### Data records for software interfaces

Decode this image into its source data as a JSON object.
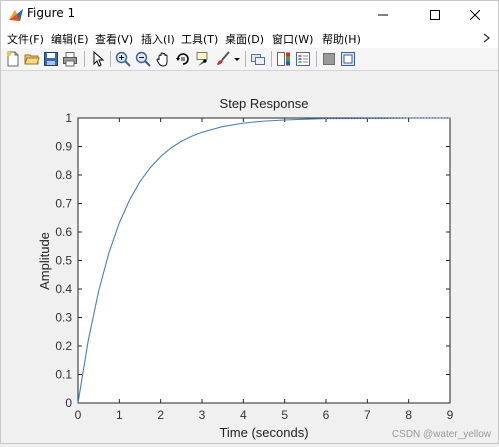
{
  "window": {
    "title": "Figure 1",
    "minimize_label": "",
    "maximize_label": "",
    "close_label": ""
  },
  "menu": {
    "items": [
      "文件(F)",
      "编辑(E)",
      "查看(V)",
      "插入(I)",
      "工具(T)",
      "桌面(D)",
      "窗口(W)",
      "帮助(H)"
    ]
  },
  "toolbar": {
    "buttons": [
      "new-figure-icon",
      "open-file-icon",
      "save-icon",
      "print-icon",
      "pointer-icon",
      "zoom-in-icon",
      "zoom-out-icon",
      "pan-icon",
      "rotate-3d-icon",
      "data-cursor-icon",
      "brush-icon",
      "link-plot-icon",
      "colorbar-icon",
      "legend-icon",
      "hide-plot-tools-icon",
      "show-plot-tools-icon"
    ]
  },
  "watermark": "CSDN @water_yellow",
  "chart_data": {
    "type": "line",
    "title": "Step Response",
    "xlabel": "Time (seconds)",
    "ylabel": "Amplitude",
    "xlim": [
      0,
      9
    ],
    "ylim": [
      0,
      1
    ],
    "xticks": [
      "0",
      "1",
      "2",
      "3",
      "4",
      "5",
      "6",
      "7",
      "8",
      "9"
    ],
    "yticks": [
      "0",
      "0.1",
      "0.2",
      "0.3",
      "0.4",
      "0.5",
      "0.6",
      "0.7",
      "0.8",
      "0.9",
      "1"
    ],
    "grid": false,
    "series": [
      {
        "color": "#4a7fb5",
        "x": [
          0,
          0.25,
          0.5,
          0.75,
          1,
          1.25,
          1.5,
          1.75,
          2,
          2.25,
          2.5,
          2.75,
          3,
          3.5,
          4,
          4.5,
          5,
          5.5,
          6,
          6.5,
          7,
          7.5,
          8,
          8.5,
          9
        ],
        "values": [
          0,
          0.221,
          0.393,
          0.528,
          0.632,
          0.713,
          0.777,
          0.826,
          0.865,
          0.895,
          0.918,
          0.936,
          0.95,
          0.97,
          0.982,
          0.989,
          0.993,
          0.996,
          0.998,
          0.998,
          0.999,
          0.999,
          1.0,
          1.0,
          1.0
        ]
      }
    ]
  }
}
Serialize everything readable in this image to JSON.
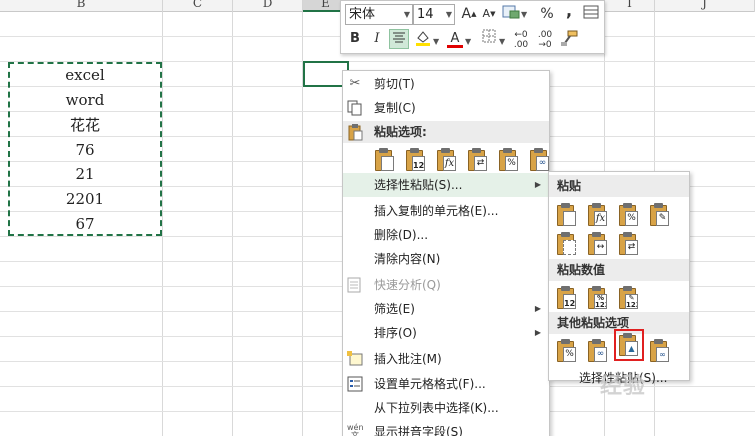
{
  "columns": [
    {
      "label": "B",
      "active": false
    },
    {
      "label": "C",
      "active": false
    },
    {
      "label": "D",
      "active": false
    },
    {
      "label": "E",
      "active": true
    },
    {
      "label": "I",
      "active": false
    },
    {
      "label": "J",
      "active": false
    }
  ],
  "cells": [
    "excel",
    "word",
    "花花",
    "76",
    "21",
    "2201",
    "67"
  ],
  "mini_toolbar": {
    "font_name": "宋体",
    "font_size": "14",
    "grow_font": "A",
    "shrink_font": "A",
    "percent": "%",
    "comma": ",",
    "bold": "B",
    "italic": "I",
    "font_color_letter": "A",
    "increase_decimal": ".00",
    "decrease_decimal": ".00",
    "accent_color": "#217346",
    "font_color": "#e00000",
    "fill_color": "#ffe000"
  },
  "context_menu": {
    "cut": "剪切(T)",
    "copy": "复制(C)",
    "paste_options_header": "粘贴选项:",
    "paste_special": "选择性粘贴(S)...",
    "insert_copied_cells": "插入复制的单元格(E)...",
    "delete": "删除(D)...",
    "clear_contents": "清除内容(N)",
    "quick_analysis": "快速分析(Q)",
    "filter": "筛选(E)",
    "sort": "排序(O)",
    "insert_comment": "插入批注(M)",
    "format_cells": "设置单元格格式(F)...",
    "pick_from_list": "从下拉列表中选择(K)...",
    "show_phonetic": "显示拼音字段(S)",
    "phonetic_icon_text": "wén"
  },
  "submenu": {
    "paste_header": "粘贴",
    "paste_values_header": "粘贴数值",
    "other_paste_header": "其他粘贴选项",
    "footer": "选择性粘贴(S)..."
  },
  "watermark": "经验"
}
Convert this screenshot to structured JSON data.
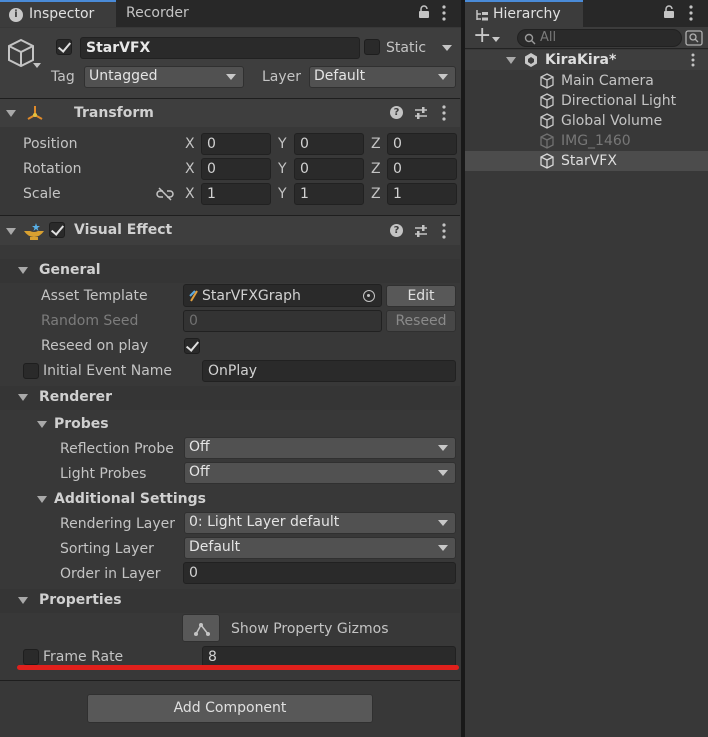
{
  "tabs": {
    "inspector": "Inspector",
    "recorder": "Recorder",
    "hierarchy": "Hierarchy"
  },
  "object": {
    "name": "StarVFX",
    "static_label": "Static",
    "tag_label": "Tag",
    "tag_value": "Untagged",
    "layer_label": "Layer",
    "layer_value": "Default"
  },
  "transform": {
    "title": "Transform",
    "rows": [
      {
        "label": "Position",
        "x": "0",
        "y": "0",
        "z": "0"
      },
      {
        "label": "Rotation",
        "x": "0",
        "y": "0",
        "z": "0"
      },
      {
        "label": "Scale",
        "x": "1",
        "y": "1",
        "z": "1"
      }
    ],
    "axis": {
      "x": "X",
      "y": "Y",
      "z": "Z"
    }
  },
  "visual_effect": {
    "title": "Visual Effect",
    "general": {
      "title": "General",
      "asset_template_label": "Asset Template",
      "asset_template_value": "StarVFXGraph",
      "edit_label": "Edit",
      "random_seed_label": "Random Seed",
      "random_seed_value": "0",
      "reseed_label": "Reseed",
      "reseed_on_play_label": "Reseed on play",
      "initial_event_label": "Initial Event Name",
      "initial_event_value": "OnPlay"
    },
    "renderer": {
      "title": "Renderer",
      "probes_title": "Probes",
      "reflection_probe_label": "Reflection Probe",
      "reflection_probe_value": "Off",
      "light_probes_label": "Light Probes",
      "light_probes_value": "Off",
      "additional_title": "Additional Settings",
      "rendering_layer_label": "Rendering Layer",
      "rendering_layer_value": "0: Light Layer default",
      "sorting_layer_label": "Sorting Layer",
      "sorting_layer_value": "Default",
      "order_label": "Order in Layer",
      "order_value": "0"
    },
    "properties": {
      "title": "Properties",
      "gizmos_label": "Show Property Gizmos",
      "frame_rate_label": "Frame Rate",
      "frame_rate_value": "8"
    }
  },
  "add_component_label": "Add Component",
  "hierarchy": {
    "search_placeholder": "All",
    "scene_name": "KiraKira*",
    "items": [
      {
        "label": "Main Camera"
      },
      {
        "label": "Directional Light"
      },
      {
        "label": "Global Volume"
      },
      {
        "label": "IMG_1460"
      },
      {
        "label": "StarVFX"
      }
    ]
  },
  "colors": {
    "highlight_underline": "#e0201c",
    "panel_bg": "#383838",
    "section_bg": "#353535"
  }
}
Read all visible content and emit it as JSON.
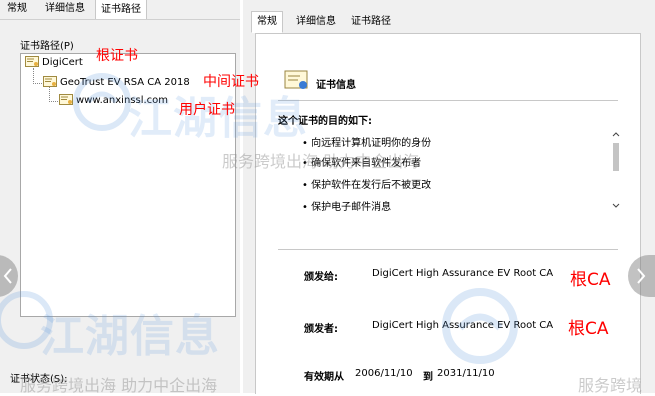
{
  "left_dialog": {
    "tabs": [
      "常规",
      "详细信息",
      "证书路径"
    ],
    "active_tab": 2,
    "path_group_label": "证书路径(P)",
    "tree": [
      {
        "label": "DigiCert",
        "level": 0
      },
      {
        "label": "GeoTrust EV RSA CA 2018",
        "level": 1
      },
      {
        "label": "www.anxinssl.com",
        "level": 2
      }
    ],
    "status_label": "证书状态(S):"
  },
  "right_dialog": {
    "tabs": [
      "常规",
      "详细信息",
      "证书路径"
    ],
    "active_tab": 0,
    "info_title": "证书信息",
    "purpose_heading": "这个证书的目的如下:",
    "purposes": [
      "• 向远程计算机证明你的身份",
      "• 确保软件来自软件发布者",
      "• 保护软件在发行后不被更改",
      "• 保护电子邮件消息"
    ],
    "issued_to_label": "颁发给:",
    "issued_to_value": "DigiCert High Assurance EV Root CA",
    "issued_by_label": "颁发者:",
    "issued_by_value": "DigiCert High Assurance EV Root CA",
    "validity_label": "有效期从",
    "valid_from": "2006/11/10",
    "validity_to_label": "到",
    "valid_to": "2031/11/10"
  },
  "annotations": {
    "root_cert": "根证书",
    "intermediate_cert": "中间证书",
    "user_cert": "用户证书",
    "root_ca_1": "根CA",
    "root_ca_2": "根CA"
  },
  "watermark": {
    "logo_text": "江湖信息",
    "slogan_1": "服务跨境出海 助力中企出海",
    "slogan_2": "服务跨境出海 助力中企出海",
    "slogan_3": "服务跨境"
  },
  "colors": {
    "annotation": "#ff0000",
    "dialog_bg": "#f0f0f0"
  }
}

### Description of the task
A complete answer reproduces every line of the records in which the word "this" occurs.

### Task response
Decode this image into its source data as a JSON object.
Serialize everything readable in this image to JSON.
Convert this screenshot to structured JSON data.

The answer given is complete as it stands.